  • Xu GL, Bestor TH, Bourc'his D, Hsieh CL, Tommerup N, Bugge M, Hulten M, Qu X, Russo JJ, Viegas-Pequignot E 1999. Chromosome instability and immunodeficiency syndrome caused by mutations in a DNA methyltransferase gene. Nature 402: 187–191 [PubMed]
  • Xu W, Yang H, Liu Y, Yang Y, Wang P, Kim SH, Ito S, Yang C, Xiao MT, Liu LX, et al. 2011. Oncometabolite 2-hydroxyglutarate is a competitive inhibitor of α-ketoglutarate-dependent dioxygenases. Cancer Cell 19: 17–30 [PMC free article] [PubMed]
  • Xu Y, Wu F, Tan L, Kong L, Xiong L, Deng J, Barbera AJ, Zheng L, Zhang H, Huang S, et al. 2011. Genome-wide regulation of 5hmC, 5mC, and gene expression by Tet1 hydroxylase in mouse embryonic stem cells. Mol Cell 42: 451–464 [PMC free article] [PubMed]
  • Yan H, Parsons DW, Jin G, McLendon R, Rasheed BA, Yuan W, Kos I, Batinic-Haberle I, Jones S, Riggins GJ, et al. 2009. IDH1 and IDH2 mutations in gliomas. N Engl J Med 360: 765–773 [PMC free article] [PubMed]
  • Yan XJ, Xu J, Gu ZH, Pan CM, Lu G, Shen Y, Shi JY, Zhu YM, Tang L, Zhang XW, et al. 2011. Exome sequencing identifies somatic mutations of DNA methyltransferase gene DNMT3A in acute monocytic leukemia. Nat Genet 43: 309–315 [PubMed]
  • Zhang H, Zhang X, Clark E, Mulcahey M, Huang S, Shi YG 2010. TET1 is a DNA-binding protein that modulates DNA methylation and gene transcription via hydroxylation of 5-methylcytosine. Cell Res 20: 1390–1393 [PubMed]
  • Zhu JK 2009. Active DNA demethylation mediated by DNA glycosylases. Annu Rev Genet 43: 143–166 [PMC free article] [PubMed]

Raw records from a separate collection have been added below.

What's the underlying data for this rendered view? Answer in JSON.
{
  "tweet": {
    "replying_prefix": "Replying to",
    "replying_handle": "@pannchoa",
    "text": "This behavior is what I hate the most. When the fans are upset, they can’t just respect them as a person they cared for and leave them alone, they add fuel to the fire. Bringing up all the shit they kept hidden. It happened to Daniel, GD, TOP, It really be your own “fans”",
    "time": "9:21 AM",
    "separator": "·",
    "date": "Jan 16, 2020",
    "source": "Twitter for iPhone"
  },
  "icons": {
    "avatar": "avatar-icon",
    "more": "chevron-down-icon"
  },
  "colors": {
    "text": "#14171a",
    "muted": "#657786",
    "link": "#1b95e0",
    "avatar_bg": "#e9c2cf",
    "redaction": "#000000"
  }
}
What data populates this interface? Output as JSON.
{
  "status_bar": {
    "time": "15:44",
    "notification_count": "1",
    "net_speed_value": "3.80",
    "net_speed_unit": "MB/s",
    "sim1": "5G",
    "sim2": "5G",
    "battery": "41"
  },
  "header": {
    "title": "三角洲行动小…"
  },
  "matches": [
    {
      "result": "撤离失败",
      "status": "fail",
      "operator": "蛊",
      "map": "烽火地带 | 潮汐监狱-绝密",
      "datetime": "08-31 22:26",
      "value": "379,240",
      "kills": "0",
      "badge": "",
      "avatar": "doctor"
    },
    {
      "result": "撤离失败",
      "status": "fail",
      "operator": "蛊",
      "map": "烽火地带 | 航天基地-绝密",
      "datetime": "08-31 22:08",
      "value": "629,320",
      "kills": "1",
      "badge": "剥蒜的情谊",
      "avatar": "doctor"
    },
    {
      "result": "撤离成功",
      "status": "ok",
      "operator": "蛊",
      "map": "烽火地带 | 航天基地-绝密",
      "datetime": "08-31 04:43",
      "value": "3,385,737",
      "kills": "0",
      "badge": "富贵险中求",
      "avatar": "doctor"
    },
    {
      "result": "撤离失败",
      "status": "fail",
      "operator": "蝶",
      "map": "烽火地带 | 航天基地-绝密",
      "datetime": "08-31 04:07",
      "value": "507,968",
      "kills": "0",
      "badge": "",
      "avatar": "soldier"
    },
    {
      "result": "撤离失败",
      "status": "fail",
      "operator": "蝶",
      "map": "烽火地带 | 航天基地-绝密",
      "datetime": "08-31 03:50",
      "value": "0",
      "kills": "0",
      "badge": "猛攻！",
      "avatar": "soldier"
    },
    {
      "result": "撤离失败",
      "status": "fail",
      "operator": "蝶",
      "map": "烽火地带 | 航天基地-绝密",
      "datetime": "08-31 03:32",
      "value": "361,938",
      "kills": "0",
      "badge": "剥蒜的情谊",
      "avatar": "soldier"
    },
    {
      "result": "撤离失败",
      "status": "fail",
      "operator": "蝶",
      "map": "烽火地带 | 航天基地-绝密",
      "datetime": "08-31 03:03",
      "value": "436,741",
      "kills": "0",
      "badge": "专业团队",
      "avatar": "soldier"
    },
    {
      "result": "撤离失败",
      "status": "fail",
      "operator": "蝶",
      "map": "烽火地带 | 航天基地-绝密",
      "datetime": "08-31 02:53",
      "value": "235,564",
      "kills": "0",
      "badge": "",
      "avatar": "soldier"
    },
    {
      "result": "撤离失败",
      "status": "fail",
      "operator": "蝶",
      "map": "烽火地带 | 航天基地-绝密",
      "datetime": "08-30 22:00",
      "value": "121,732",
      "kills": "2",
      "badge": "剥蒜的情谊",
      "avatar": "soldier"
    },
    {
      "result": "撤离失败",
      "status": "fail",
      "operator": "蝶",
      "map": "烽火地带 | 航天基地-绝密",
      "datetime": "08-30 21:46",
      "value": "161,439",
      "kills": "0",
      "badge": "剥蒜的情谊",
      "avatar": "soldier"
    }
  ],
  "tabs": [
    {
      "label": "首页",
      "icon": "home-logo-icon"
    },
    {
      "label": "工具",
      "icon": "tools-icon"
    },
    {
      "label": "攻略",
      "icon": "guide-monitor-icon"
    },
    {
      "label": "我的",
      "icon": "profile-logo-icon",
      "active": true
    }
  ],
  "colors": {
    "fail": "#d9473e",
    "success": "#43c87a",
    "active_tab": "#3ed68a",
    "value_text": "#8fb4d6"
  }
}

Articles from Genes & Development are provided here courtesy of Cold Spring Harbor Laboratory Press
PubReader format: click here to try


Related citations in PubMed

See reviews...See all...

Cited by other articles in PMC

See all...


  • Compound
    PubChem Compound links
  • Gene (nucleotide)
    Gene (nucleotide)
    Records in Gene identified from shared sequence links
  • MedGen
    Related information in MedGen
  • Nucleotide
    Published Nucleotide sequences
  • Pathways + GO
    Pathways + GO
    Pathways, annotations and biological systems (BioSystems) that cite the current article.
  • Protein
    Published protein sequences
  • PubMed
    PubMed citations for these articles
  • Substance
    PubChem Substance links
  • Taxonomy
    Related taxonomy entry
  • Taxonomy Tree
    Taxonomy Tree

Recent Activity

Your browsing activity is empty.

Activity recording is turned off.

Turn recording back on

See more...